**Task description**
Each line of the records below that contains "ACCEPT" needs to be copied.

**Excerpts from an interface dataset**
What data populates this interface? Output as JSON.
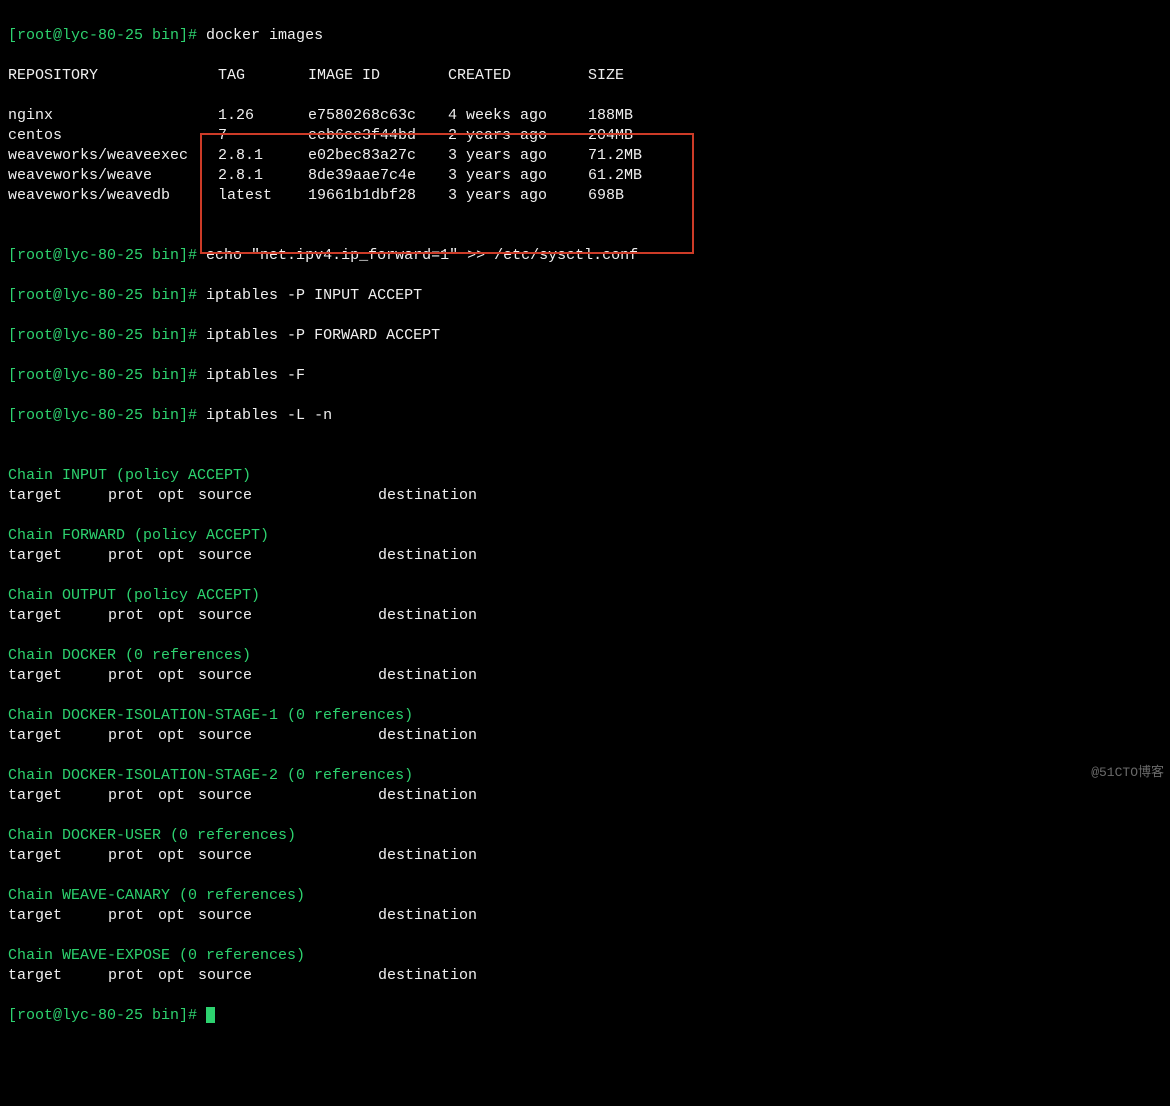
{
  "prompt": "[root@lyc-80-25 bin]#",
  "commands": {
    "docker_images": "docker images",
    "echo": "echo \"net.ipv4.ip_forward=1\" >> /etc/sysctl.conf",
    "ipt1": "iptables -P INPUT ACCEPT",
    "ipt2": "iptables -P FORWARD ACCEPT",
    "ipt3": "iptables -F",
    "ipt4": "iptables -L -n"
  },
  "docker_header": {
    "repo": "REPOSITORY",
    "tag": "TAG",
    "id": "IMAGE ID",
    "created": "CREATED",
    "size": "SIZE"
  },
  "docker_rows": [
    {
      "repo": "nginx",
      "tag": "1.26",
      "id": "e7580268c63c",
      "created": "4 weeks ago",
      "size": "188MB"
    },
    {
      "repo": "centos",
      "tag": "7",
      "id": "eeb6ee3f44bd",
      "created": "2 years ago",
      "size": "204MB"
    },
    {
      "repo": "weaveworks/weaveexec",
      "tag": "2.8.1",
      "id": "e02bec83a27c",
      "created": "3 years ago",
      "size": "71.2MB"
    },
    {
      "repo": "weaveworks/weave",
      "tag": "2.8.1",
      "id": "8de39aae7c4e",
      "created": "3 years ago",
      "size": "61.2MB"
    },
    {
      "repo": "weaveworks/weavedb",
      "tag": "latest",
      "id": "19661b1dbf28",
      "created": "3 years ago",
      "size": "698B"
    }
  ],
  "iptables_headers": {
    "target": "target",
    "prot": "prot",
    "opt": "opt",
    "source": "source",
    "dest": "destination"
  },
  "chains": [
    "Chain INPUT (policy ACCEPT)",
    "Chain FORWARD (policy ACCEPT)",
    "Chain OUTPUT (policy ACCEPT)",
    "Chain DOCKER (0 references)",
    "Chain DOCKER-ISOLATION-STAGE-1 (0 references)",
    "Chain DOCKER-ISOLATION-STAGE-2 (0 references)",
    "Chain DOCKER-USER (0 references)",
    "Chain WEAVE-CANARY (0 references)",
    "Chain WEAVE-EXPOSE (0 references)"
  ],
  "watermark": "@51CTO博客"
}
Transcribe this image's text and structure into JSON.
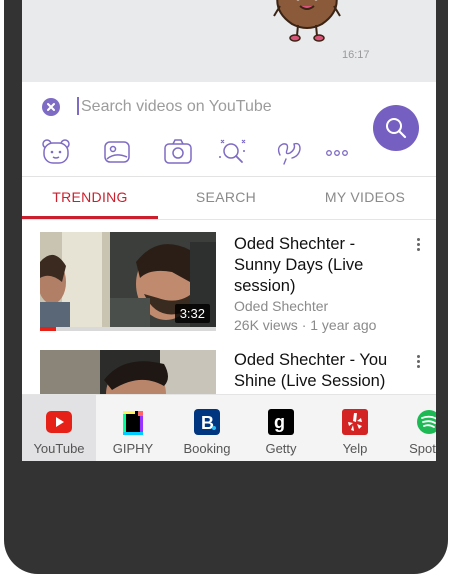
{
  "chat": {
    "timestamp": "16:17"
  },
  "search": {
    "placeholder": "Search videos on YouTube",
    "value": ""
  },
  "colors": {
    "accent": "#7560c2",
    "youtube_red": "#cc1f2d",
    "booking_blue": "#003580",
    "yelp_red": "#d32323",
    "spotify_green": "#1db954"
  },
  "icon_row": [
    "sticker-bear-icon",
    "image-icon",
    "camera-icon",
    "sparkle-search-icon",
    "doodle-icon",
    "more-icon"
  ],
  "tabs": [
    {
      "label": "TRENDING",
      "active": true
    },
    {
      "label": "SEARCH",
      "active": false
    },
    {
      "label": "MY VIDEOS",
      "active": false
    }
  ],
  "videos": [
    {
      "title": "Oded Shechter - Sunny Days (Live session)",
      "channel": "Oded Shechter",
      "meta": "26K views · 1 year ago",
      "duration": "3:32",
      "watched_fraction": 0.09
    },
    {
      "title": "Oded Shechter - You Shine (Live Session)",
      "channel": "",
      "meta": "",
      "duration": "",
      "watched_fraction": 0
    }
  ],
  "apps": [
    {
      "label": "YouTube",
      "icon": "youtube-icon",
      "active": true
    },
    {
      "label": "GIPHY",
      "icon": "giphy-icon",
      "active": false
    },
    {
      "label": "Booking",
      "icon": "booking-icon",
      "active": false
    },
    {
      "label": "Getty",
      "icon": "getty-icon",
      "active": false
    },
    {
      "label": "Yelp",
      "icon": "yelp-icon",
      "active": false
    },
    {
      "label": "Spotify",
      "icon": "spotify-icon",
      "active": false
    }
  ]
}
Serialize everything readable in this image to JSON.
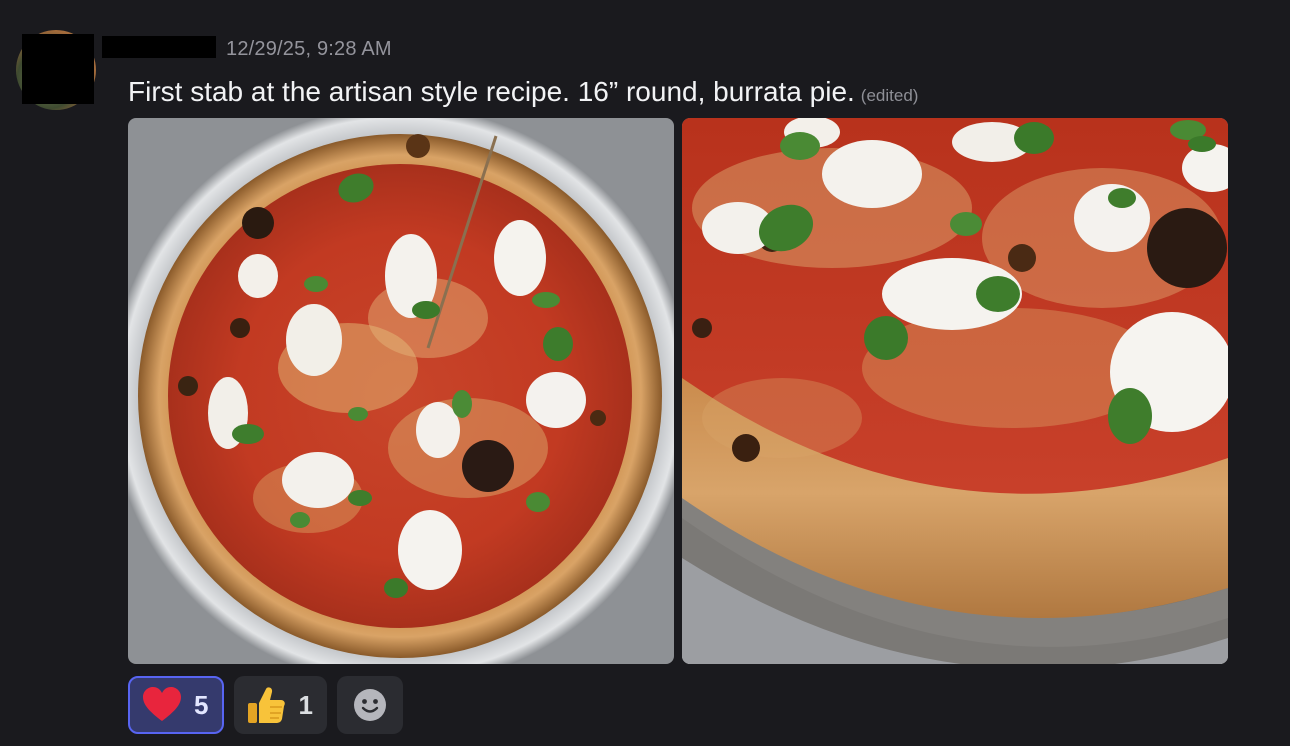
{
  "message": {
    "timestamp": "12/29/25, 9:28 AM",
    "text": "First stab at the artisan style recipe. 16” round, burrata pie.",
    "edited_label": "(edited)"
  },
  "attachments": [
    {
      "name": "pizza-top-view"
    },
    {
      "name": "pizza-close-up"
    }
  ],
  "reactions": [
    {
      "emoji": "heart-icon",
      "count": "5",
      "active": true
    },
    {
      "emoji": "thumbs-up-icon",
      "count": "1",
      "active": false
    }
  ],
  "add_reaction": {
    "icon": "smiley-icon"
  },
  "colors": {
    "background": "#1a1a1e",
    "active_reaction_border": "#5865f2",
    "active_reaction_bg": "#353a6d",
    "reaction_bg": "#2b2c31"
  }
}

**Output for this exercise**
    "ipt1": "iptables -P INPUT ACCEPT",
    "ipt2": "iptables -P FORWARD ACCEPT",
    "Chain INPUT (policy ACCEPT)",
    "Chain FORWARD (policy ACCEPT)",
    "Chain OUTPUT (policy ACCEPT)",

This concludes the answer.